#### PROBLEM:
Everything in the data that follows should be given again verbatim, except the images.

#### INPUT RECORDS:
..........

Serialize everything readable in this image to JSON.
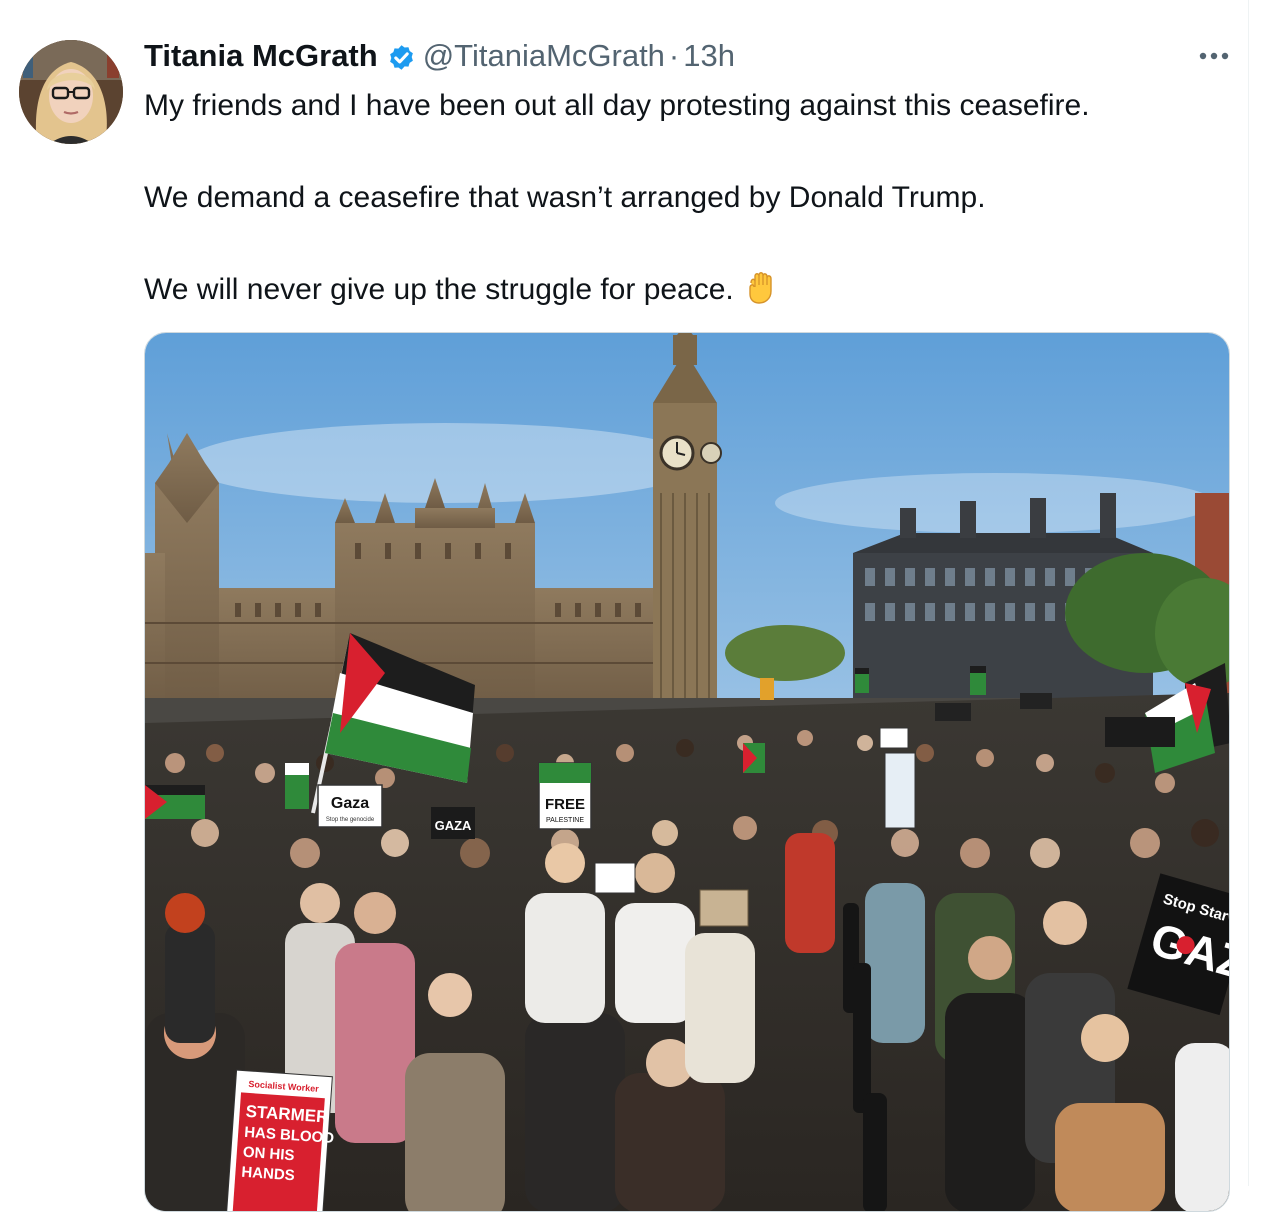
{
  "tweet": {
    "author": {
      "display_name": "Titania McGrath",
      "handle": "@TitaniaMcGrath",
      "verified": true,
      "avatar_icon": "profile-photo"
    },
    "separator": "·",
    "timestamp": "13h",
    "more_icon": "more-horizontal-icon",
    "paragraphs": [
      "My friends and I have been out all day protesting against this ceasefire.",
      "We demand a ceasefire that wasn’t arranged by Donald Trump.",
      "We will never give up the struggle for peace."
    ],
    "trailing_emoji": "raised-fist-emoji",
    "media": {
      "kind": "photo",
      "signs": {
        "gaza_stop": "Gaza",
        "gaza_stop_sub": "Stop the genocide",
        "gaza_small": "GAZA",
        "free": "FREE",
        "palestine": "PALESTINE",
        "stop_starv": "Stop Starv",
        "gaz_big": "GAZ",
        "worker_top": "Socialist Worker",
        "starmer": "STARMER",
        "has_blood": "HAS BLOOD",
        "on_his": "ON HIS",
        "hands": "HANDS"
      }
    }
  },
  "colors": {
    "text_primary": "#0f1419",
    "text_secondary": "#536471",
    "verified_blue": "#1d9bf0",
    "sky": "#9ac3e8",
    "stone": "#8a7358"
  }
}
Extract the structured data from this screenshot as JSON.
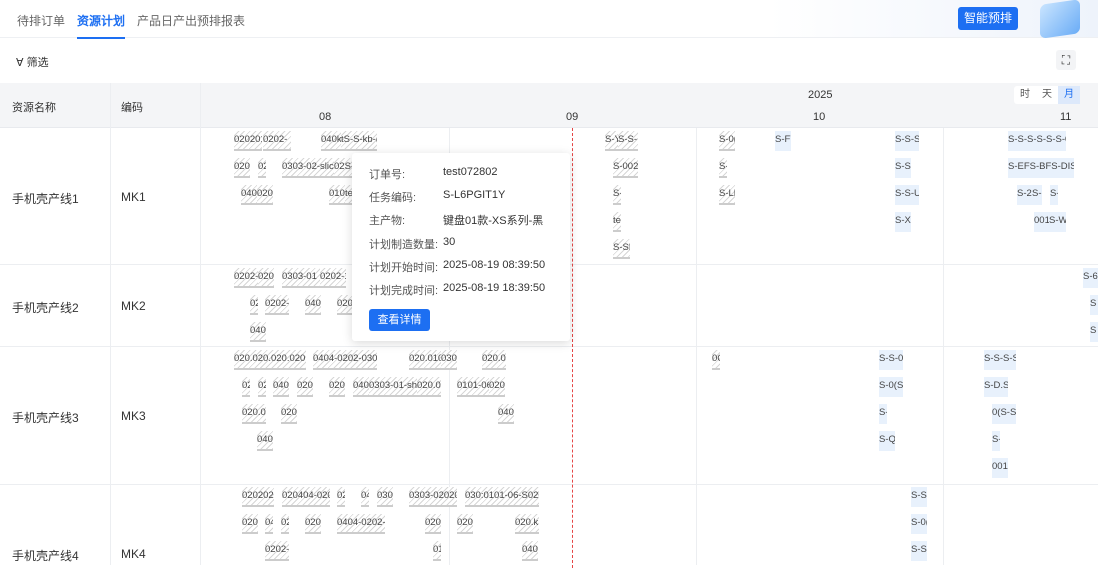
{
  "tabs": [
    {
      "label": "待排订单"
    },
    {
      "label": "资源计划"
    },
    {
      "label": "产品日产出预排报表"
    }
  ],
  "smart_schedule_label": "智能预排",
  "filter_label": "∀ 筛选",
  "fullscreen_icon": "⛶",
  "columns": {
    "name": "资源名称",
    "code": "编码"
  },
  "timeline": {
    "year": "2025",
    "months": [
      "08",
      "09",
      "10",
      "11"
    ],
    "scale": [
      {
        "label": "时"
      },
      {
        "label": "天"
      },
      {
        "label": "月"
      }
    ],
    "selected_scale": "月"
  },
  "rows": [
    {
      "name": "手机壳产线1",
      "code": "MK1",
      "bars": [
        "0202010",
        "0202-",
        "040k",
        "tS-S-kb-(",
        "020.",
        "02",
        "0303-02-slic",
        "02S-4\\",
        "040",
        "020.",
        "010",
        "te",
        "S-Y",
        "S-S-",
        "S-002",
        "S-",
        "te",
        "S-SF",
        "S-0(",
        "S-",
        "S-LF",
        "S-F7",
        "S-S-S-",
        "S-S-",
        "S-S-UI",
        "S-X\\",
        "S-S-S-S-S-S-01",
        "S-EFS-BFS-DIS-M",
        "S-2!",
        "S-",
        "S-",
        "001",
        "S-W"
      ]
    },
    {
      "name": "手机壳产线2",
      "code": "MK2",
      "bars": [
        "0202-",
        "020.",
        "0303-01",
        "0202-13",
        "02",
        "0202-",
        "040",
        "020",
        "040",
        "S-6",
        "S",
        "S"
      ]
    },
    {
      "name": "手机壳产线3",
      "code": "MK3",
      "bars": [
        "020.020.020.020.",
        "0404-0202-030",
        "020.010",
        "030",
        "020.04",
        "02",
        "02",
        "040",
        "020",
        "020",
        "040",
        "0303-01-sh",
        "020.02",
        "0101-06",
        "020",
        "020.01",
        "020",
        "040",
        "040",
        "0C",
        "S-S-0(",
        "S-0(S-",
        "S-",
        "S-Q",
        "S-S-S-S-",
        "S-D.S-",
        "0(S-S7",
        "S-",
        "001("
      ]
    },
    {
      "name": "手机壳产线4",
      "code": "MK4",
      "bars": [
        "0202020",
        "020404-020",
        "02",
        "04",
        "030",
        "0303-020202",
        "030:0101-06-S0204",
        "020",
        "04",
        "02",
        "020",
        "0404-0202-",
        "020",
        "020",
        "020.kE",
        "0202-",
        "01",
        "040",
        "S-S-",
        "S-0(",
        "S-S-"
      ]
    }
  ],
  "tooltip": {
    "fields": [
      {
        "label": "订单号:",
        "value": "test072802"
      },
      {
        "label": "任务编码:",
        "value": "S-L6PGIT1Y"
      },
      {
        "label": "主产物:",
        "value": "键盘01款-XS系列-黑"
      },
      {
        "label": "计划制造数量:",
        "value": "30"
      },
      {
        "label": "计划开始时间:",
        "value": "2025-08-19 08:39:50"
      },
      {
        "label": "计划完成时间:",
        "value": "2025-08-19 18:39:50"
      }
    ],
    "button": "查看详情"
  }
}
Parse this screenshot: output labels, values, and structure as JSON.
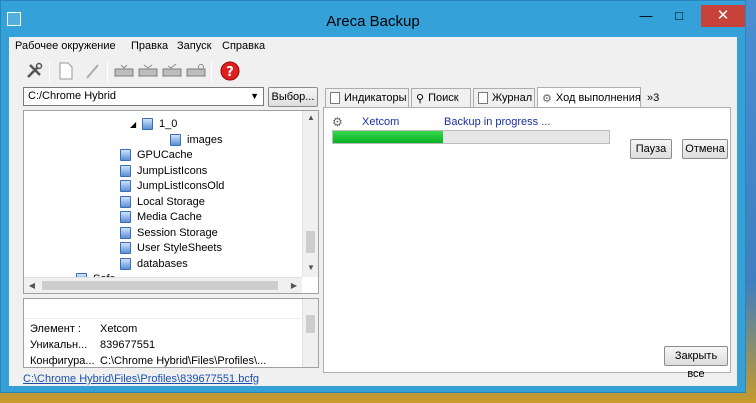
{
  "window": {
    "title": "Areca Backup"
  },
  "menu": {
    "items": [
      "Рабочее окружение",
      "Правка",
      "Запуск",
      "Справка"
    ]
  },
  "toolbar": {
    "icons": [
      "tools-icon",
      "new-document-icon",
      "edit-icon",
      "backup-icon",
      "merge-icon",
      "check-icon",
      "restore-icon",
      "help-icon"
    ]
  },
  "workspace": {
    "path": "C:/Chrome Hybrid",
    "browse_label": "Выбор..."
  },
  "tree": {
    "items": [
      {
        "label": "1_0",
        "level": 2,
        "expander": "◢"
      },
      {
        "label": "images",
        "level": 3,
        "expander": ""
      },
      {
        "label": "GPUCache",
        "level": 1,
        "expander": ""
      },
      {
        "label": "JumpListIcons",
        "level": 1,
        "expander": ""
      },
      {
        "label": "JumpListIconsOld",
        "level": 1,
        "expander": ""
      },
      {
        "label": "Local Storage",
        "level": 1,
        "expander": ""
      },
      {
        "label": "Media Cache",
        "level": 1,
        "expander": ""
      },
      {
        "label": "Session Storage",
        "level": 1,
        "expander": ""
      },
      {
        "label": "User StyleSheets",
        "level": 1,
        "expander": ""
      },
      {
        "label": "databases",
        "level": 1,
        "expander": ""
      },
      {
        "label": "Safe",
        "level": 0,
        "expander": "◢"
      }
    ]
  },
  "info": {
    "rows": [
      {
        "key": "Элемент :",
        "value": "Xetcom"
      },
      {
        "key": "Уникальн...",
        "value": "839677551"
      },
      {
        "key": "Конфигура...",
        "value": "C:\\Chrome Hybrid\\Files\\Profiles\\..."
      }
    ]
  },
  "status": {
    "link": "C:\\Chrome Hybrid\\Files\\Profiles\\839677551.bcfg"
  },
  "tabs": [
    {
      "label": "Индикаторы",
      "icon": "document-icon",
      "active": false
    },
    {
      "label": "Поиск",
      "icon": "search-icon",
      "active": false
    },
    {
      "label": "Журнал",
      "icon": "document-icon",
      "active": false
    },
    {
      "label": "Ход выполнения",
      "icon": "gear-icon",
      "active": true
    },
    {
      "label": "»3",
      "icon": "",
      "active": false
    }
  ],
  "task": {
    "name": "Xetcom",
    "status": "Backup in progress ...",
    "progress_percent": 40,
    "pause_label": "Пауза",
    "cancel_label": "Отмена"
  },
  "footer": {
    "close_all_label": "Закрыть все"
  },
  "colors": {
    "titlebar": "#35a1d9",
    "close": "#c7423a",
    "progress": "#06b025",
    "link": "#1a4fb0"
  }
}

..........

#### ANSWER:
Serialize everything readable in this image to JSON.
{
  "tweet": {
    "author": {
      "display_name": "Titania McGrath",
      "handle": "@TitaniaMcGrath",
      "verified": true,
      "avatar_icon": "profile-photo"
    },
    "separator": "·",
    "timestamp": "13h",
    "more_icon": "more-horizontal-icon",
    "paragraphs": [
      "My friends and I have been out all day protesting against this ceasefire.",
      "We demand a ceasefire that wasn’t arranged by Donald Trump.",
      "We will never give up the struggle for peace."
    ],
    "trailing_emoji": "raised-fist-emoji",
    "media": {
      "kind": "photo",
      "signs": {
        "gaza_stop": "Gaza",
        "gaza_stop_sub": "Stop the genocide",
        "gaza_small": "GAZA",
        "free": "FREE",
        "palestine": "PALESTINE",
        "stop_starv": "Stop Starv",
        "gaz_big": "GAZ",
        "worker_top": "Socialist Worker",
        "starmer": "STARMER",
        "has_blood": "HAS BLOOD",
        "on_his": "ON HIS",
        "hands": "HANDS"
      }
    }
  },
  "colors": {
    "text_primary": "#0f1419",
    "text_secondary": "#536471",
    "verified_blue": "#1d9bf0",
    "sky": "#9ac3e8",
    "stone": "#8a7358"
  }
}
Extract the structured data from this screenshot as JSON.
{
  "tabs": [
    {
      "label": "待排订单"
    },
    {
      "label": "资源计划"
    },
    {
      "label": "产品日产出预排报表"
    }
  ],
  "smart_schedule_label": "智能预排",
  "filter_label": "∀ 筛选",
  "fullscreen_icon": "⛶",
  "columns": {
    "name": "资源名称",
    "code": "编码"
  },
  "timeline": {
    "year": "2025",
    "months": [
      "08",
      "09",
      "10",
      "11"
    ],
    "scale": [
      {
        "label": "时"
      },
      {
        "label": "天"
      },
      {
        "label": "月"
      }
    ],
    "selected_scale": "月"
  },
  "rows": [
    {
      "name": "手机壳产线1",
      "code": "MK1",
      "bars": [
        "0202010",
        "0202-",
        "040k",
        "tS-S-kb-(",
        "020.",
        "02",
        "0303-02-slic",
        "02S-4\\",
        "040",
        "020.",
        "010",
        "te",
        "S-Y",
        "S-S-",
        "S-002",
        "S-",
        "te",
        "S-SF",
        "S-0(",
        "S-",
        "S-LF",
        "S-F7",
        "S-S-S-",
        "S-S-",
        "S-S-UI",
        "S-X\\",
        "S-S-S-S-S-S-01",
        "S-EFS-BFS-DIS-M",
        "S-2!",
        "S-",
        "S-",
        "001",
        "S-W"
      ]
    },
    {
      "name": "手机壳产线2",
      "code": "MK2",
      "bars": [
        "0202-",
        "020.",
        "0303-01",
        "0202-13",
        "02",
        "0202-",
        "040",
        "020",
        "040",
        "S-6",
        "S",
        "S"
      ]
    },
    {
      "name": "手机壳产线3",
      "code": "MK3",
      "bars": [
        "020.020.020.020.",
        "0404-0202-030",
        "020.010",
        "030",
        "020.04",
        "02",
        "02",
        "040",
        "020",
        "020",
        "040",
        "0303-01-sh",
        "020.02",
        "0101-06",
        "020",
        "020.01",
        "020",
        "040",
        "040",
        "0C",
        "S-S-0(",
        "S-0(S-",
        "S-",
        "S-Q",
        "S-S-S-S-",
        "S-D.S-",
        "0(S-S7",
        "S-",
        "001("
      ]
    },
    {
      "name": "手机壳产线4",
      "code": "MK4",
      "bars": [
        "0202020",
        "020404-020",
        "02",
        "04",
        "030",
        "0303-020202",
        "030:0101-06-S0204",
        "020",
        "04",
        "02",
        "020",
        "0404-0202-",
        "020",
        "020",
        "020.kE",
        "0202-",
        "01",
        "040",
        "S-S-",
        "S-0(",
        "S-S-"
      ]
    }
  ],
  "tooltip": {
    "fields": [
      {
        "label": "订单号:",
        "value": "test072802"
      },
      {
        "label": "任务编码:",
        "value": "S-L6PGIT1Y"
      },
      {
        "label": "主产物:",
        "value": "键盘01款-XS系列-黑"
      },
      {
        "label": "计划制造数量:",
        "value": "30"
      },
      {
        "label": "计划开始时间:",
        "value": "2025-08-19 08:39:50"
      },
      {
        "label": "计划完成时间:",
        "value": "2025-08-19 18:39:50"
      }
    ],
    "button": "查看详情"
  }
}
Parse this screenshot: output labels, values, and structure as JSON.
{
  "window": {
    "title": "Areca Backup"
  },
  "menu": {
    "items": [
      "Рабочее окружение",
      "Правка",
      "Запуск",
      "Справка"
    ]
  },
  "toolbar": {
    "icons": [
      "tools-icon",
      "new-document-icon",
      "edit-icon",
      "backup-icon",
      "merge-icon",
      "check-icon",
      "restore-icon",
      "help-icon"
    ]
  },
  "workspace": {
    "path": "C:/Chrome Hybrid",
    "browse_label": "Выбор..."
  },
  "tree": {
    "items": [
      {
        "label": "1_0",
        "level": 2,
        "expander": "◢"
      },
      {
        "label": "images",
        "level": 3,
        "expander": ""
      },
      {
        "label": "GPUCache",
        "level": 1,
        "expander": ""
      },
      {
        "label": "JumpListIcons",
        "level": 1,
        "expander": ""
      },
      {
        "label": "JumpListIconsOld",
        "level": 1,
        "expander": ""
      },
      {
        "label": "Local Storage",
        "level": 1,
        "expander": ""
      },
      {
        "label": "Media Cache",
        "level": 1,
        "expander": ""
      },
      {
        "label": "Session Storage",
        "level": 1,
        "expander": ""
      },
      {
        "label": "User StyleSheets",
        "level": 1,
        "expander": ""
      },
      {
        "label": "databases",
        "level": 1,
        "expander": ""
      },
      {
        "label": "Safe",
        "level": 0,
        "expander": "◢"
      }
    ]
  },
  "info": {
    "rows": [
      {
        "key": "Элемент :",
        "value": "Xetcom"
      },
      {
        "key": "Уникальн...",
        "value": "839677551"
      },
      {
        "key": "Конфигура...",
        "value": "C:\\Chrome Hybrid\\Files\\Profiles\\..."
      }
    ]
  },
  "status": {
    "link": "C:\\Chrome Hybrid\\Files\\Profiles\\839677551.bcfg"
  },
  "tabs": [
    {
      "label": "Индикаторы",
      "icon": "document-icon",
      "active": false
    },
    {
      "label": "Поиск",
      "icon": "search-icon",
      "active": false
    },
    {
      "label": "Журнал",
      "icon": "document-icon",
      "active": false
    },
    {
      "label": "Ход выполнения",
      "icon": "gear-icon",
      "active": true
    },
    {
      "label": "»3",
      "icon": "",
      "active": false
    }
  ],
  "task": {
    "name": "Xetcom",
    "status": "Backup in progress ...",
    "progress_percent": 40,
    "pause_label": "Пауза",
    "cancel_label": "Отмена"
  },
  "footer": {
    "close_all_label": "Закрыть все"
  },
  "colors": {
    "titlebar": "#35a1d9",
    "close": "#c7423a",
    "progress": "#06b025",
    "link": "#1a4fb0"
  }
}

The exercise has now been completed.